=== DATA SUPPLIED ===

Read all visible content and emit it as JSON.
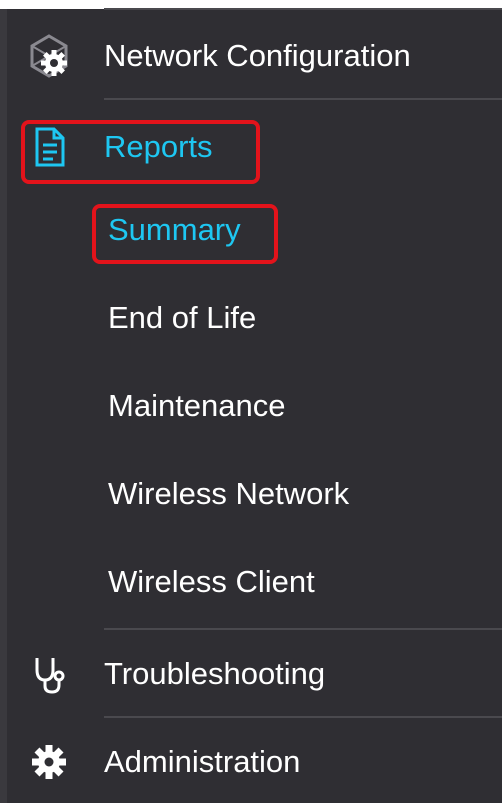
{
  "nav": {
    "network_configuration": {
      "label": "Network Configuration",
      "icon": "network-gear-icon"
    },
    "reports": {
      "label": "Reports",
      "icon": "report-document-icon",
      "children": [
        {
          "label": "Summary"
        },
        {
          "label": "End of Life"
        },
        {
          "label": "Maintenance"
        },
        {
          "label": "Wireless Network"
        },
        {
          "label": "Wireless Client"
        }
      ]
    },
    "troubleshooting": {
      "label": "Troubleshooting",
      "icon": "stethoscope-icon"
    },
    "administration": {
      "label": "Administration",
      "icon": "gear-icon"
    }
  },
  "colors": {
    "background": "#2f2e33",
    "text": "#ffffff",
    "active": "#1ec7f2",
    "highlight": "#e3131b"
  }
}
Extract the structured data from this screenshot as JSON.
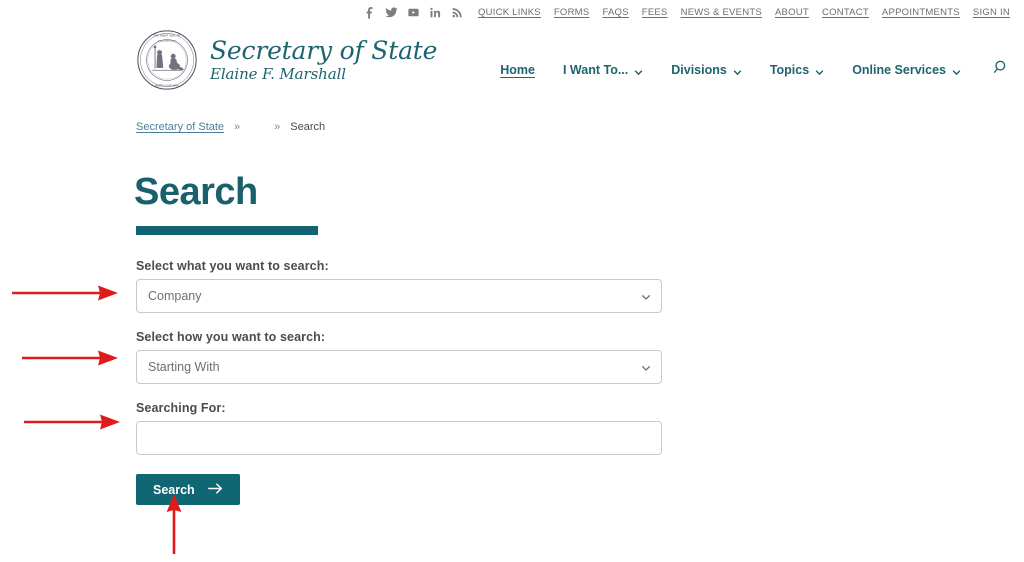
{
  "utility_bar": {
    "social": [
      {
        "name": "facebook-icon",
        "label": "Facebook"
      },
      {
        "name": "twitter-icon",
        "label": "Twitter"
      },
      {
        "name": "youtube-icon",
        "label": "YouTube"
      },
      {
        "name": "linkedin-icon",
        "label": "LinkedIn"
      },
      {
        "name": "rss-icon",
        "label": "RSS Feed"
      }
    ],
    "links": [
      {
        "label": "QUICK LINKS"
      },
      {
        "label": "FORMS"
      },
      {
        "label": "FAQS"
      },
      {
        "label": "FEES"
      },
      {
        "label": "NEWS & EVENTS"
      },
      {
        "label": "ABOUT"
      },
      {
        "label": "CONTACT"
      },
      {
        "label": "APPOINTMENTS"
      },
      {
        "label": "SIGN IN"
      }
    ]
  },
  "brand": {
    "title": "Secretary of State",
    "subtitle": "Elaine F. Marshall",
    "seal_icon": "nc-state-seal"
  },
  "nav": {
    "items": [
      {
        "label": "Home",
        "has_chevron": false,
        "active": true
      },
      {
        "label": "I Want To...",
        "has_chevron": true,
        "active": false
      },
      {
        "label": "Divisions",
        "has_chevron": true,
        "active": false
      },
      {
        "label": "Topics",
        "has_chevron": true,
        "active": false
      },
      {
        "label": "Online Services",
        "has_chevron": true,
        "active": false
      }
    ],
    "search_icon": "search-icon"
  },
  "breadcrumb": {
    "home": "Secretary of State",
    "separator": "»",
    "current": "Search"
  },
  "page": {
    "title": "Search"
  },
  "form": {
    "what_label": "Select what you want to search:",
    "what_value": "Company",
    "how_label": "Select how you want to search:",
    "how_value": "Starting With",
    "term_label": "Searching For:",
    "term_value": "",
    "term_placeholder": "",
    "submit_label": "Search",
    "submit_icon": "arrow-right-icon"
  },
  "colors": {
    "teal": "#136271",
    "button_teal": "#0f6774",
    "brand_teal": "#1d6470",
    "annotation_red": "#e01b1b",
    "border_gray": "#c9c9c9",
    "label_gray": "#4c4c4c"
  },
  "annotations": [
    {
      "name": "arrow-to-what-select",
      "direction": "right"
    },
    {
      "name": "arrow-to-how-select",
      "direction": "right"
    },
    {
      "name": "arrow-to-search-input",
      "direction": "right"
    },
    {
      "name": "arrow-to-search-button",
      "direction": "up"
    }
  ]
}
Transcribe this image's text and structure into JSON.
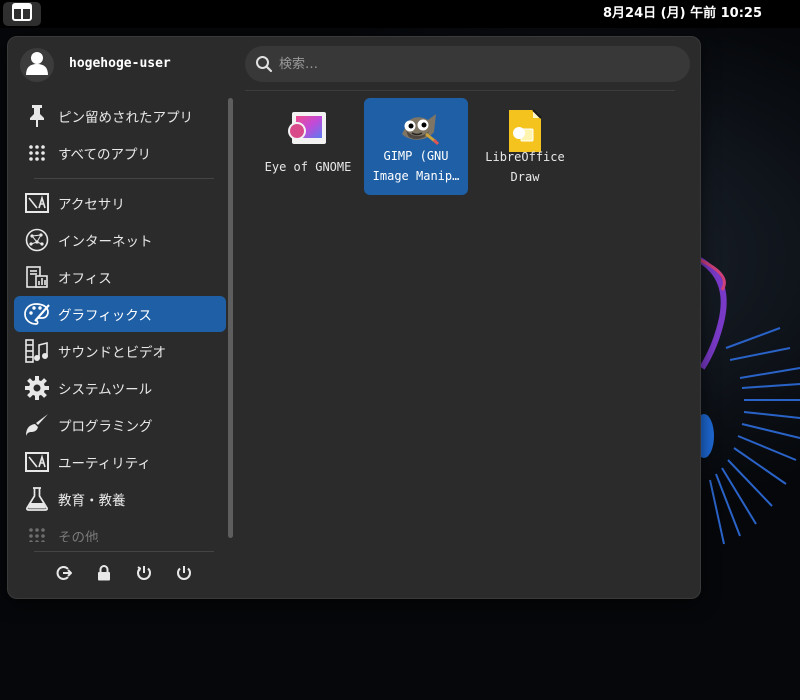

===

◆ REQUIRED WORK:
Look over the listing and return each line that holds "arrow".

◆ WRITTEN RESPONSE:
    "submit_icon": "arrow-right-icon"
      "name": "arrow-to-what-select",
      "name": "arrow-to-how-select",
      "name": "arrow-to-search-input",
      "name": "arrow-to-search-button",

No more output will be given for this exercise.